= Prompt =
For each record here, output an exact copy.

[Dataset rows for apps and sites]
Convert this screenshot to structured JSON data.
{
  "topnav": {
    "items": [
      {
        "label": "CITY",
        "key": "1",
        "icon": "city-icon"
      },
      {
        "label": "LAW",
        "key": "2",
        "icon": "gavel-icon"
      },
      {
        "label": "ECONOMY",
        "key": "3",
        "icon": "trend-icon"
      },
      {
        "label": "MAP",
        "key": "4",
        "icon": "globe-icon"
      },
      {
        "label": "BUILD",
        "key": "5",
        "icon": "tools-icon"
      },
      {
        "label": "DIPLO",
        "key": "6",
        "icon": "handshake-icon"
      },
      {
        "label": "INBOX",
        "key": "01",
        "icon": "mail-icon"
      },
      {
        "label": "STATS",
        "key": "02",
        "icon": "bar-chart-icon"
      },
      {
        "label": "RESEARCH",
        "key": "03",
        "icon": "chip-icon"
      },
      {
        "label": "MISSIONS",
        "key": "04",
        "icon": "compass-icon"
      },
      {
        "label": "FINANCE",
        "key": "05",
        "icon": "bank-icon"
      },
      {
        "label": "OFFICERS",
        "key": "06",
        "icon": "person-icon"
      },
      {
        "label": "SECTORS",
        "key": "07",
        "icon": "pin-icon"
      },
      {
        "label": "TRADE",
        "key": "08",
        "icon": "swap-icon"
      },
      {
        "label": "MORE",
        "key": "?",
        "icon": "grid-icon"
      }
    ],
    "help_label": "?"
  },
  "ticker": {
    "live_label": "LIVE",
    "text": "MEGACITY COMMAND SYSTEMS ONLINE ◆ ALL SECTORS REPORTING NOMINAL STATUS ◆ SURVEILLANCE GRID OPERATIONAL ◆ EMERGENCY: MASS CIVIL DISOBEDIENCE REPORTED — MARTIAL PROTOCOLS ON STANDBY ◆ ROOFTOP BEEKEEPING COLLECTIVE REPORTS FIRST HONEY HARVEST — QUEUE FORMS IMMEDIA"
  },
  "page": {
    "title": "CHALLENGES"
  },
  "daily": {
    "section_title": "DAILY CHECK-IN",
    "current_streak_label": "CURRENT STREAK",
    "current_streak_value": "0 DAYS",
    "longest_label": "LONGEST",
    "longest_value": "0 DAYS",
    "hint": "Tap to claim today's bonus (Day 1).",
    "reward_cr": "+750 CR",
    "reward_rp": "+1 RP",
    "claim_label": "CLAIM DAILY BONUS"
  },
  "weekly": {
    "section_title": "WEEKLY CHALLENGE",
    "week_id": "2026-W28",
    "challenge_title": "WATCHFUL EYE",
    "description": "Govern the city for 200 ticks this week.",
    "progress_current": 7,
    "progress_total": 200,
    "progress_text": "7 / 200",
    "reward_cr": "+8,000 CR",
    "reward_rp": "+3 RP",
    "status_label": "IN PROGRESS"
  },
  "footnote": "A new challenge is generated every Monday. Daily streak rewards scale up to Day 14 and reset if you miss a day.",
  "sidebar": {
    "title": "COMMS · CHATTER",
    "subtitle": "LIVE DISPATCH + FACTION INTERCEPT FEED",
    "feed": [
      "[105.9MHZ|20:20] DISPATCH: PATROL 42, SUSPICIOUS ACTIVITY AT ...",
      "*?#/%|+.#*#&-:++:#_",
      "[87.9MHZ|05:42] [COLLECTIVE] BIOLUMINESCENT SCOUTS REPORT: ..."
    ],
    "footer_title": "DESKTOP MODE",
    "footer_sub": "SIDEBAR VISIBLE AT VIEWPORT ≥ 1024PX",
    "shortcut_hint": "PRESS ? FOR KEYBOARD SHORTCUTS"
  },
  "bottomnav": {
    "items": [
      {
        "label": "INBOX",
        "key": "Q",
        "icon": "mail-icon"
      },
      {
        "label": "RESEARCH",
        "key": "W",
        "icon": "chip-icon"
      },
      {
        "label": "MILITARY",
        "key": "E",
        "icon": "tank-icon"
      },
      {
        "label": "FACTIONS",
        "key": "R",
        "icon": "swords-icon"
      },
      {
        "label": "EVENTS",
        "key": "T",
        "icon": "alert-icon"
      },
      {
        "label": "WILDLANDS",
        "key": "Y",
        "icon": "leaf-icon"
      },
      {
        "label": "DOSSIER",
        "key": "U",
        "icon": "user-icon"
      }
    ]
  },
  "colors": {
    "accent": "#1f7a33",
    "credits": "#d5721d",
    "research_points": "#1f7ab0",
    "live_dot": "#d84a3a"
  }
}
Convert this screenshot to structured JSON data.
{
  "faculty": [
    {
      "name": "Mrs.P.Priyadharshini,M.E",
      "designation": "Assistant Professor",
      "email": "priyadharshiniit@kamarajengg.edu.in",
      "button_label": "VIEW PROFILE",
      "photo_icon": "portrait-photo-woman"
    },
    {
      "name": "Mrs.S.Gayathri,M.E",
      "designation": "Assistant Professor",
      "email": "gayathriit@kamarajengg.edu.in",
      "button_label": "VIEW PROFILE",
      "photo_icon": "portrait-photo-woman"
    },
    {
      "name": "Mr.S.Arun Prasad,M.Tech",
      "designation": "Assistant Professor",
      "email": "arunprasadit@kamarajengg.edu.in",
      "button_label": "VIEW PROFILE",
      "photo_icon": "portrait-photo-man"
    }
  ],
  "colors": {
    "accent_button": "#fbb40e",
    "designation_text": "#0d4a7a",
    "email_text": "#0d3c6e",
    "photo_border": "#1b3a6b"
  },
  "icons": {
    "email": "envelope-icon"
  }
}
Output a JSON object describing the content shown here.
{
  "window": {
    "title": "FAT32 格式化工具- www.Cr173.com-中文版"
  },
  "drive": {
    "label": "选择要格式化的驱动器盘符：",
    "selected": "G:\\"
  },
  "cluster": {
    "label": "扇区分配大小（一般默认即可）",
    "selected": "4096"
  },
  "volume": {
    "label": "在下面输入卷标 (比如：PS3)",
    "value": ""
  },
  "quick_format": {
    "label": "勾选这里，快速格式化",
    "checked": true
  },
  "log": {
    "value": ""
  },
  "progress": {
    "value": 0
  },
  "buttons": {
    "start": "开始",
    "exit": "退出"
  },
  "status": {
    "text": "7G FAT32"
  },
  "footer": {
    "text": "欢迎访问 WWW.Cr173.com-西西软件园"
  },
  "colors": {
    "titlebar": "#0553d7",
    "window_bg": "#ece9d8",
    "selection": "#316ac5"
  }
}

= Exercise answer =
Convert this screenshot to structured JSON data.
{
  "topnav": {
    "items": [
      {
        "label": "CITY",
        "key": "1",
        "icon": "city-icon"
      },
      {
        "label": "LAW",
        "key": "2",
        "icon": "gavel-icon"
      },
      {
        "label": "ECONOMY",
        "key": "3",
        "icon": "trend-icon"
      },
      {
        "label": "MAP",
        "key": "4",
        "icon": "globe-icon"
      },
      {
        "label": "BUILD",
        "key": "5",
        "icon": "tools-icon"
      },
      {
        "label": "DIPLO",
        "key": "6",
        "icon": "handshake-icon"
      },
      {
        "label": "INBOX",
        "key": "01",
        "icon": "mail-icon"
      },
      {
        "label": "STATS",
        "key": "02",
        "icon": "bar-chart-icon"
      },
      {
        "label": "RESEARCH",
        "key": "03",
        "icon": "chip-icon"
      },
      {
        "label": "MISSIONS",
        "key": "04",
        "icon": "compass-icon"
      },
      {
        "label": "FINANCE",
        "key": "05",
        "icon": "bank-icon"
      },
      {
        "label": "OFFICERS",
        "key": "06",
        "icon": "person-icon"
      },
      {
        "label": "SECTORS",
        "key": "07",
        "icon": "pin-icon"
      },
      {
        "label": "TRADE",
        "key": "08",
        "icon": "swap-icon"
      },
      {
        "label": "MORE",
        "key": "?",
        "icon": "grid-icon"
      }
    ],
    "help_label": "?"
  },
  "ticker": {
    "live_label": "LIVE",
    "text": "MEGACITY COMMAND SYSTEMS ONLINE ◆ ALL SECTORS REPORTING NOMINAL STATUS ◆ SURVEILLANCE GRID OPERATIONAL ◆ EMERGENCY: MASS CIVIL DISOBEDIENCE REPORTED — MARTIAL PROTOCOLS ON STANDBY ◆ ROOFTOP BEEKEEPING COLLECTIVE REPORTS FIRST HONEY HARVEST — QUEUE FORMS IMMEDIA"
  },
  "page": {
    "title": "CHALLENGES"
  },
  "daily": {
    "section_title": "DAILY CHECK-IN",
    "current_streak_label": "CURRENT STREAK",
    "current_streak_value": "0 DAYS",
    "longest_label": "LONGEST",
    "longest_value": "0 DAYS",
    "hint": "Tap to claim today's bonus (Day 1).",
    "reward_cr": "+750 CR",
    "reward_rp": "+1 RP",
    "claim_label": "CLAIM DAILY BONUS"
  },
  "weekly": {
    "section_title": "WEEKLY CHALLENGE",
    "week_id": "2026-W28",
    "challenge_title": "WATCHFUL EYE",
    "description": "Govern the city for 200 ticks this week.",
    "progress_current": 7,
    "progress_total": 200,
    "progress_text": "7 / 200",
    "reward_cr": "+8,000 CR",
    "reward_rp": "+3 RP",
    "status_label": "IN PROGRESS"
  },
  "footnote": "A new challenge is generated every Monday. Daily streak rewards scale up to Day 14 and reset if you miss a day.",
  "sidebar": {
    "title": "COMMS · CHATTER",
    "subtitle": "LIVE DISPATCH + FACTION INTERCEPT FEED",
    "feed": [
      "[105.9MHZ|20:20] DISPATCH: PATROL 42, SUSPICIOUS ACTIVITY AT ...",
      "*?#/%|+.#*#&-:++:#_",
      "[87.9MHZ|05:42] [COLLECTIVE] BIOLUMINESCENT SCOUTS REPORT: ..."
    ],
    "footer_title": "DESKTOP MODE",
    "footer_sub": "SIDEBAR VISIBLE AT VIEWPORT ≥ 1024PX",
    "shortcut_hint": "PRESS ? FOR KEYBOARD SHORTCUTS"
  },
  "bottomnav": {
    "items": [
      {
        "label": "INBOX",
        "key": "Q",
        "icon": "mail-icon"
      },
      {
        "label": "RESEARCH",
        "key": "W",
        "icon": "chip-icon"
      },
      {
        "label": "MILITARY",
        "key": "E",
        "icon": "tank-icon"
      },
      {
        "label": "FACTIONS",
        "key": "R",
        "icon": "swords-icon"
      },
      {
        "label": "EVENTS",
        "key": "T",
        "icon": "alert-icon"
      },
      {
        "label": "WILDLANDS",
        "key": "Y",
        "icon": "leaf-icon"
      },
      {
        "label": "DOSSIER",
        "key": "U",
        "icon": "user-icon"
      }
    ]
  },
  "colors": {
    "accent": "#1f7a33",
    "credits": "#d5721d",
    "research_points": "#1f7ab0",
    "live_dot": "#d84a3a"
  }
}
Convert this screenshot to structured JSON data.
{
  "faculty": [
    {
      "name": "Mrs.P.Priyadharshini,M.E",
      "designation": "Assistant Professor",
      "email": "priyadharshiniit@kamarajengg.edu.in",
      "button_label": "VIEW PROFILE",
      "photo_icon": "portrait-photo-woman"
    },
    {
      "name": "Mrs.S.Gayathri,M.E",
      "designation": "Assistant Professor",
      "email": "gayathriit@kamarajengg.edu.in",
      "button_label": "VIEW PROFILE",
      "photo_icon": "portrait-photo-woman"
    },
    {
      "name": "Mr.S.Arun Prasad,M.Tech",
      "designation": "Assistant Professor",
      "email": "arunprasadit@kamarajengg.edu.in",
      "button_label": "VIEW PROFILE",
      "photo_icon": "portrait-photo-man"
    }
  ],
  "colors": {
    "accent_button": "#fbb40e",
    "designation_text": "#0d4a7a",
    "email_text": "#0d3c6e",
    "photo_border": "#1b3a6b"
  },
  "icons": {
    "email": "envelope-icon"
  }
}
Output a JSON object describing the content shown here.
{
  "window": {
    "title": "FAT32 格式化工具- www.Cr173.com-中文版"
  },
  "drive": {
    "label": "选择要格式化的驱动器盘符：",
    "selected": "G:\\"
  },
  "cluster": {
    "label": "扇区分配大小（一般默认即可）",
    "selected": "4096"
  },
  "volume": {
    "label": "在下面输入卷标 (比如：PS3)",
    "value": ""
  },
  "quick_format": {
    "label": "勾选这里，快速格式化",
    "checked": true
  },
  "log": {
    "value": ""
  },
  "progress": {
    "value": 0
  },
  "buttons": {
    "start": "开始",
    "exit": "退出"
  },
  "status": {
    "text": "7G FAT32"
  },
  "footer": {
    "text": "欢迎访问 WWW.Cr173.com-西西软件园"
  },
  "colors": {
    "titlebar": "#0553d7",
    "window_bg": "#ece9d8",
    "selection": "#316ac5"
  }
}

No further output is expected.